Years ago, when I finally took action on my desire to get my Concealed and Carry license, I spent the morning looking on line trying to find the right person to take this course from. When I googled my area I ended up with 41,000 pages of info. Needless to say, I narrowed my search. Out of the 25 instructors that I reduced my search down to, only one of the them required a holster for the class. I had found my guy. Even for new weapon owners, this should seem like a no-brainer. Since then, I have taken over 50 students from my Krav Maga classes to him. I have also sat through the C&C class three times with my students and taken several combat shooting courses from this coach. Why? Because the permit in you pocket is only good as the training you receive.

Think about it. You feel the need for personal protection and decide to get a handgun. After spending a Saturday learning all the laws and regulations mainly about what you cannot do and where you cannot carry, you then put 25 rounds into a target and that gives you the confidence to carry your weapon in your waistband. I don’t think so. Finding out what you can and should do is just as important as what you should not. Even with a good instructor people often lack the confidence to walk into a store with a blaster on their hip. They feel self conscious and expect the bag boy to sound the alarm on them and for moms to run screaming and grabbing for their kids. Training and education is the key to help with this anxiety.

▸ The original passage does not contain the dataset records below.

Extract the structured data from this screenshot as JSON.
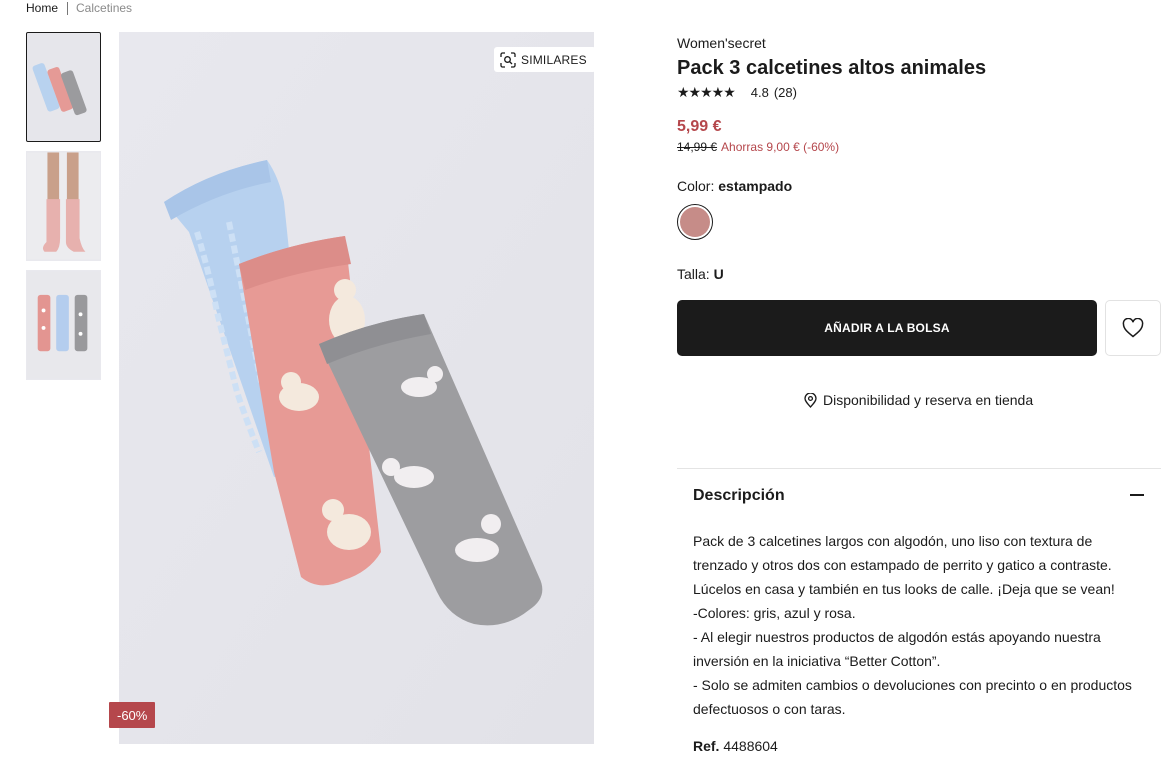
{
  "breadcrumb": {
    "home": "Home",
    "current": "Calcetines"
  },
  "gallery": {
    "thumbnails": [
      "socks-flat-thumb",
      "socks-worn-thumb",
      "socks-row-thumb"
    ],
    "similar_label": "SIMILARES",
    "discount_badge": "-60%"
  },
  "product": {
    "brand": "Women'secret",
    "title": "Pack 3 calcetines altos animales",
    "stars": "★★★★★",
    "rating": "4.8",
    "reviews": "(28)",
    "price": "5,99 €",
    "old_price": "14,99 €",
    "savings": "Ahorras 9,00 € (-60%)",
    "color_label": "Color:",
    "color_value": "estampado",
    "color_hex": "#c68c88",
    "size_label": "Talla:",
    "size_value": "U",
    "add_to_bag": "AÑADIR A LA BOLSA",
    "store_availability": "Disponibilidad y reserva en tienda"
  },
  "description": {
    "heading": "Descripción",
    "lines": [
      "Pack de 3 calcetines largos con algodón, uno liso con textura de",
      "trenzado y otros dos con estampado de perrito y gatico a contraste.",
      "Lúcelos en casa y también en tus looks de calle. ¡Deja que se vean!",
      "-Colores: gris, azul y rosa.",
      "- Al elegir nuestros productos de algodón estás apoyando nuestra",
      "inversión en la iniciativa “Better Cotton”.",
      "- Solo se admiten cambios o devoluciones con precinto o en productos",
      "defectuosos o con taras."
    ],
    "ref_label": "Ref.",
    "ref_value": "4488604"
  },
  "colors": {
    "accent": "#b5474c",
    "button": "#1b1b1b"
  }
}
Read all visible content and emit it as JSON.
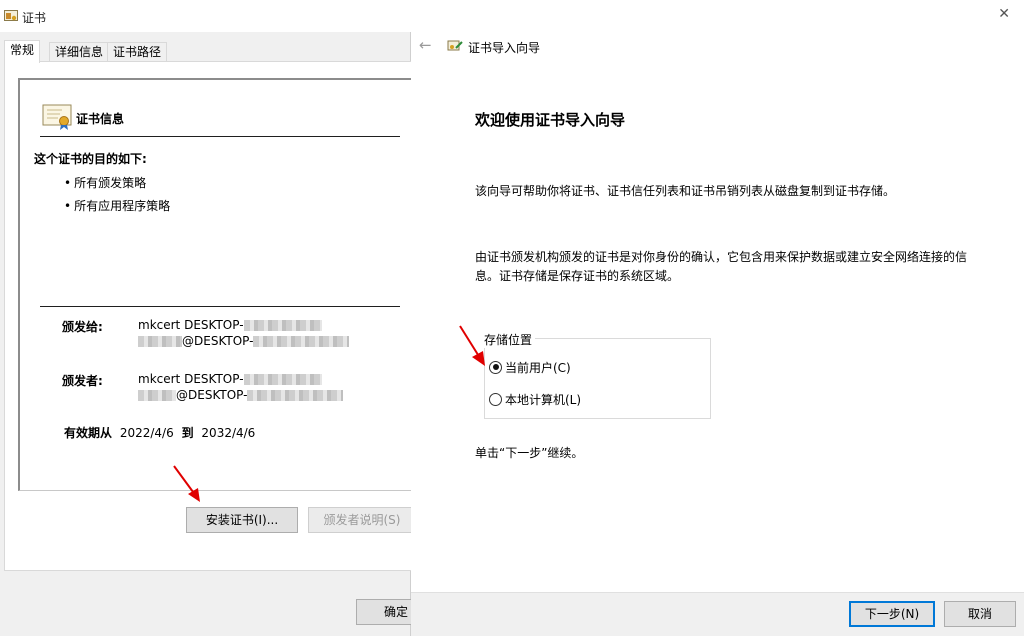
{
  "cert_dialog": {
    "title": "证书",
    "tabs": [
      "常规",
      "详细信息",
      "证书路径"
    ],
    "info_title": "证书信息",
    "purpose_title": "这个证书的目的如下:",
    "purposes": [
      "所有颁发策略",
      "所有应用程序策略"
    ],
    "issued_to_label": "颁发给:",
    "issued_to_line1": "mkcert DESKTOP-",
    "issued_to_line2": "@DESKTOP-",
    "issued_by_label": "颁发者:",
    "issued_by_line1": "mkcert DESKTOP-",
    "issued_by_line2": "@DESKTOP-",
    "valid_from_label": "有效期从",
    "valid_from": "2022/4/6",
    "valid_to_label": "到",
    "valid_to": "2032/4/6",
    "install_button": "安装证书(I)...",
    "issuer_statement_button": "颁发者说明(S)",
    "ok_button": "确定"
  },
  "wizard": {
    "title": "证书导入向导",
    "heading": "欢迎使用证书导入向导",
    "para1": "该向导可帮助你将证书、证书信任列表和证书吊销列表从磁盘复制到证书存储。",
    "para2_line1": "由证书颁发机构颁发的证书是对你身份的确认，它包含用来保护数据或建立安全网络连接的信",
    "para2_line2": "息。证书存储是保存证书的系统区域。",
    "store_location_label": "存储位置",
    "options": [
      {
        "label": "当前用户(C)",
        "checked": true
      },
      {
        "label": "本地计算机(L)",
        "checked": false
      }
    ],
    "continue_hint": "单击“下一步”继续。",
    "next_button": "下一步(N)",
    "cancel_button": "取消"
  },
  "colors": {
    "annotation_arrow": "#e00000",
    "primary_border": "#0078d7"
  },
  "icons": [
    "certificate-icon",
    "back-arrow-icon",
    "close-icon",
    "wizard-icon",
    "red-arrow-annotation"
  ]
}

I have found in life that there are two kinds of people in the world. Those that prepare for the storm and those that hope for the best. When I train my students in hand to hand combat classes, I instill in them the mindset of not ‘if’ their worst day happens but ‘when’ it happens, I want them to be prepared. This same sort of approach should also be taken with a firearm. If I am staking my life, or that of my family’s on my ability to deploy my weapon under stress and to then make judicious judgment on targets, an investment of time and training seems again like a no-brainer. Nothing helps apprehension better than experience and education. When considering carrying a weapon, prepare yourself by seeking out training that matches your goals. If self-defense is your priority then being able to bridge the gap of time of when you perceive a threat and when you can draw and fire your weapon should also be one. A good coach can help with this. Timed drills and the stress of making decisions while going through a ‘shoot house’ might even become your favorite past time!

I am a strong advocate of the Second Amendment and I truly believe that our right to bear arms should not be infringed. However, I always strive to be the kind of person that people pray for during a worst case scenario. Being that person requires training. Rory Miller said it best with, “The only defense against violent, evil people are good people who are more skilled at violence.”

To find a place or a coach that fits all your needs, check out The world’s largest firearm website. Now get out there and train!

Michael Brown is a former U.S. Marine and a Firearm Safety Instructor. He is also an instructor of Krav Maga and a 7th degree Black Belt in Taekwondo.